• RSS

Big Game Hunter
by Mike Vogel

Occasionally in the world of team sports, there are players who come to represent a team so much that the two cannot easily be separated. The player’s attributes become the team’s attributes, so intertwined are the two.

Although he is now a member of the Colorado Avalanche, Ray Bourque is such a player. Think of the Bruins, you think of Ray Bourque. Think of Ray Bourque, you think of the Bruins. Think of Dick Butkus and you think of the Chicago Bears. And you can’t think very long about the Chicago Bears without thinking of Dick Butkus. Cal Ripken and the Baltimore Orioles are similarly intertwined.

And so it is with Dale Hunter. He began his career with the Quebec Nordiques and finished it with the Avalanche. But when you think of Dale Hunter, you think of the Washington Capitals. And when you think of the Capitals, you think of Dale Hunter.

Throughout the years, win or lose, regardless of personnel, one thing has remained fairly constant about the Capitals. If you’re the opposing team and you’re going up against the Caps, you know you’re in for a struggle from the opening faceoff to the final horn. That’s how Dale Hunter played it every night—1,407 times over 19 seasons.

Few figures in Washington sports have been as beloved by fans over the last few decades. He brought a quiet, workmanlike efficiency to the ice. He wasn’t looking for approval, or glamour or accolades. He didn’t care about scoring goals or padding his stat totals. He cared about one thing—winning.

“He taught me a lot of things,” says Capitals defenseman Brendan Witt. “He taught me how to play hard and to pick your spots [to make a hit]. And every night he came to play. I really admire that. As a kid I grew up watching him with the Nordiques and the Capitals. I remember the first time I met him, he was on the Stairmaster. He looked like a normal little guy. I thought, ‘He doesn’t look much like a killer, but he’s got the reputation.’ But just to be in his presence; he is a great hockey player with a lot of hockey smarts. He is great for the game. I admire him a lot, he came to play every night and I think he did a lot for this organization.”

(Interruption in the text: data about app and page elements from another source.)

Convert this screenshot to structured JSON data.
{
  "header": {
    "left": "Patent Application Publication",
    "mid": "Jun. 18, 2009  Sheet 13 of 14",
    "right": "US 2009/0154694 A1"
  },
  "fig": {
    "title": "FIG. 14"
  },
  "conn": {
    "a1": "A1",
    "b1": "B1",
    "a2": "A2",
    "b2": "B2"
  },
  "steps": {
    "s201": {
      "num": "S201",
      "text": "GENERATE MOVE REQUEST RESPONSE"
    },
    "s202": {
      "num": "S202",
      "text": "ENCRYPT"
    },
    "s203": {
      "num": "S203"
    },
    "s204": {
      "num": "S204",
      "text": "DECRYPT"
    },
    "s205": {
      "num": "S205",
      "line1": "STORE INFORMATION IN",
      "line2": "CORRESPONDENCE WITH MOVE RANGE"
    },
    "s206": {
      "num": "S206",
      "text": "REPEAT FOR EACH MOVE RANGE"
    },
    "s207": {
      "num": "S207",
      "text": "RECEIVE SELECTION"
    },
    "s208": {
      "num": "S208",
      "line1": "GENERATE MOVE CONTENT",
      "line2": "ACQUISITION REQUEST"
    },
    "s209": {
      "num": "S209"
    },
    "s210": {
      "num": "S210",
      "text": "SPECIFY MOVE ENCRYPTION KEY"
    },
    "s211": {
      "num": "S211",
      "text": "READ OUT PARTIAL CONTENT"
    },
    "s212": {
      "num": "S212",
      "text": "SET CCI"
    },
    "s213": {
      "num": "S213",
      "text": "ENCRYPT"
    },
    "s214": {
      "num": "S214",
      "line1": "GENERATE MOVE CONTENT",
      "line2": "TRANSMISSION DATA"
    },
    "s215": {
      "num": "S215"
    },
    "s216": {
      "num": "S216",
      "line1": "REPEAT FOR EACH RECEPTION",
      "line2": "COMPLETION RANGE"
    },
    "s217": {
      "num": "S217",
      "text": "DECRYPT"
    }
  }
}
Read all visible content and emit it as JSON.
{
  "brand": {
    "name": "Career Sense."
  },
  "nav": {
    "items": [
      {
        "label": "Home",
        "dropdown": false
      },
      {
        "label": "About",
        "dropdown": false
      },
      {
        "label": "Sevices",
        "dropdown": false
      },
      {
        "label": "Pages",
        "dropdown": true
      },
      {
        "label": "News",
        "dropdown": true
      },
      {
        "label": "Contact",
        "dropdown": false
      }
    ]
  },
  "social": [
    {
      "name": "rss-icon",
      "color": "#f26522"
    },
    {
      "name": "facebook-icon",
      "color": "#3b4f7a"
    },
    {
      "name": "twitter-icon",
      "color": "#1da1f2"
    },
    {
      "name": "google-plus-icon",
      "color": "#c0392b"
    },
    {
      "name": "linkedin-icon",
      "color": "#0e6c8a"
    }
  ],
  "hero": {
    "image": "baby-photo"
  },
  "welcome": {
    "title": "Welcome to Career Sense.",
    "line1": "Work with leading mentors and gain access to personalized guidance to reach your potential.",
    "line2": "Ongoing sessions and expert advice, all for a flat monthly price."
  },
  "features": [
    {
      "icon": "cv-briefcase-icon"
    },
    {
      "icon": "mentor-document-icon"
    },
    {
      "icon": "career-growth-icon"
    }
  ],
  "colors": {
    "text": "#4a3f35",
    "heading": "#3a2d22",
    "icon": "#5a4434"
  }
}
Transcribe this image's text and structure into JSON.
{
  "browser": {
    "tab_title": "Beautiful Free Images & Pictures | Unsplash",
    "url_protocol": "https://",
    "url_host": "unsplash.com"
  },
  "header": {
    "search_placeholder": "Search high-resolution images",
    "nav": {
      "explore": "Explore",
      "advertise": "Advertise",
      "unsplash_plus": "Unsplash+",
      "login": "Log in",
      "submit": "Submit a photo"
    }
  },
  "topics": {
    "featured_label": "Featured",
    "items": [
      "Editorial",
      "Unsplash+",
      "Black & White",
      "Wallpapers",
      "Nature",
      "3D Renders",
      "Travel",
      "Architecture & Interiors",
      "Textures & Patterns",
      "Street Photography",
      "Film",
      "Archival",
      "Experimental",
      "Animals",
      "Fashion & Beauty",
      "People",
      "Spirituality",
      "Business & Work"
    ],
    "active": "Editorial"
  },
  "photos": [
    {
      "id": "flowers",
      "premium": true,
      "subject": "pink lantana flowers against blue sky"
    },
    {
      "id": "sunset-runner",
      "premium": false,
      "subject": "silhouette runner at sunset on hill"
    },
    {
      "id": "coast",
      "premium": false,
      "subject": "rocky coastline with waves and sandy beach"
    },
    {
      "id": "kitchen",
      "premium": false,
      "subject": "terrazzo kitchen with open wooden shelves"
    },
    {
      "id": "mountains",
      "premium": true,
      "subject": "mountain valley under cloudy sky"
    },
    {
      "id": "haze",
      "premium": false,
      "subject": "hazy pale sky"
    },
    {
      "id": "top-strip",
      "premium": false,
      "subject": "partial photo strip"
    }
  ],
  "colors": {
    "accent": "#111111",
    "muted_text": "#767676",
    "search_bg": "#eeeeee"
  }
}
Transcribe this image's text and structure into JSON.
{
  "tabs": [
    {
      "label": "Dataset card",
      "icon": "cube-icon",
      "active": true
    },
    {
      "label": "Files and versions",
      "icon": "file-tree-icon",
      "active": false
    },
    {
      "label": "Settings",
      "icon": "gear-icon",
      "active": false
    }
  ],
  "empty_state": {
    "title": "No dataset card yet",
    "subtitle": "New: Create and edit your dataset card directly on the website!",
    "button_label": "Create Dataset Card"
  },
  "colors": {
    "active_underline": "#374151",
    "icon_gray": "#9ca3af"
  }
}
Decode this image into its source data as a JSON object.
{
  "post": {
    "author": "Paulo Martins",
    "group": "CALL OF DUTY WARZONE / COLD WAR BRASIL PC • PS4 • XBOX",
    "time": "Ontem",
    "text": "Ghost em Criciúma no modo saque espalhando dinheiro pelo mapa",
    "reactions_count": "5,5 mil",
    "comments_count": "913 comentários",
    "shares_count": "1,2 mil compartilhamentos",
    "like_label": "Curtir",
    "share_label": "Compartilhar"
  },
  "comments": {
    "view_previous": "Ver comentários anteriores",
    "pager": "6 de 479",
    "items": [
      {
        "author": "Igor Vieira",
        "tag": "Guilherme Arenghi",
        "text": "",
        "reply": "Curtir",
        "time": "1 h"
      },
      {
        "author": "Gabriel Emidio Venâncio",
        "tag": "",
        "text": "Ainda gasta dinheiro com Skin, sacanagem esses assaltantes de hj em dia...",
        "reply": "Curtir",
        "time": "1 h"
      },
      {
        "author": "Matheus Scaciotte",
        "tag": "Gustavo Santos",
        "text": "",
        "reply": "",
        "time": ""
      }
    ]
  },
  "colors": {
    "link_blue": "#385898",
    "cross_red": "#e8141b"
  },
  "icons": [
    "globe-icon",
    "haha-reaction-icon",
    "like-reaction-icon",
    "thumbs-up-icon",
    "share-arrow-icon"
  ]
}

“It was awesome playing with Dale Hunter,” says Steve Konowalchuk, who cut his NHL teeth playing on a line with Hunter and Kelly Miller. “He was such a smart player and he came to play every night. I played seven, eight years with him and I don’t know if I can remember a bad game he had. That’s pretty amazing. Every night he came and played good. That’s what I really learned. Yeah, he had skill and they had talent. But he was mentally ready every game. And that is what I strived to learn from him.”

It wasn’t like Hunter became that player upon arriving in Washington, either. He broke into the NHL with the Quebec Nordiques on October 9, 1980 and made his mark right away. Hunter registered 19 goals and 63 points as a rookie; he also racked up 226 penalty minutes. It would be the first of 10 seasons in which he would spend more than 200 minutes in the penalty box.

With the high-flying Nordiques, Hunter served two purposes and served them both well. His gritty nature often overshadowed his other hockey skills, but he was a tremendous playmaker with excellent vision. With the Nords, Hunter skated with Michel Goulet, who was enshrined in the Hockey Hall of Fame in 1998. With Hunter as his regular center, Goulet averaged 50 goals a year over a seven-season span. For four straight seasons over that stretch, Goulet eclipsed the 50-goal plateau. Hunter enjoyed three 50-assist seasons with the Nords.

Hunter also provided an element of protection to the largely finesse-oriented Nordiques in those days. Opponents who chose to take liberties with the likes of Goulet, Real Cloutier or the Stastny brothers ran the risk of inciting Hunter. From the day he first stepped onto an NHL ice surface, Hunter was fiercely protective of his teammates.

“When I think of him,” says Konowalchuk, “I think of him always being involved in the game, being tough and being there and sticking up for you all the time. You always felt safe and ready to go to battle playing together.”

PAGE 1 | PAGE 2 | PAGE 3


Doug Jarvis: NHL Ironman

Big Game Hunter

Lafleur and Bossy: Offensive Superstars of the mid-1970s

Early Leagues and the Birth of the NHL

The Shifting of a Dynasty

The Titans: NHL Governors of the 1940s

The Patrick Heritage

A Lifetime of Caps Hockey: Yvon Labre's 25 years in D.C.

Opening Night, Oct. 9, 1974

The Capitals' First Win

The Hiring of David Poile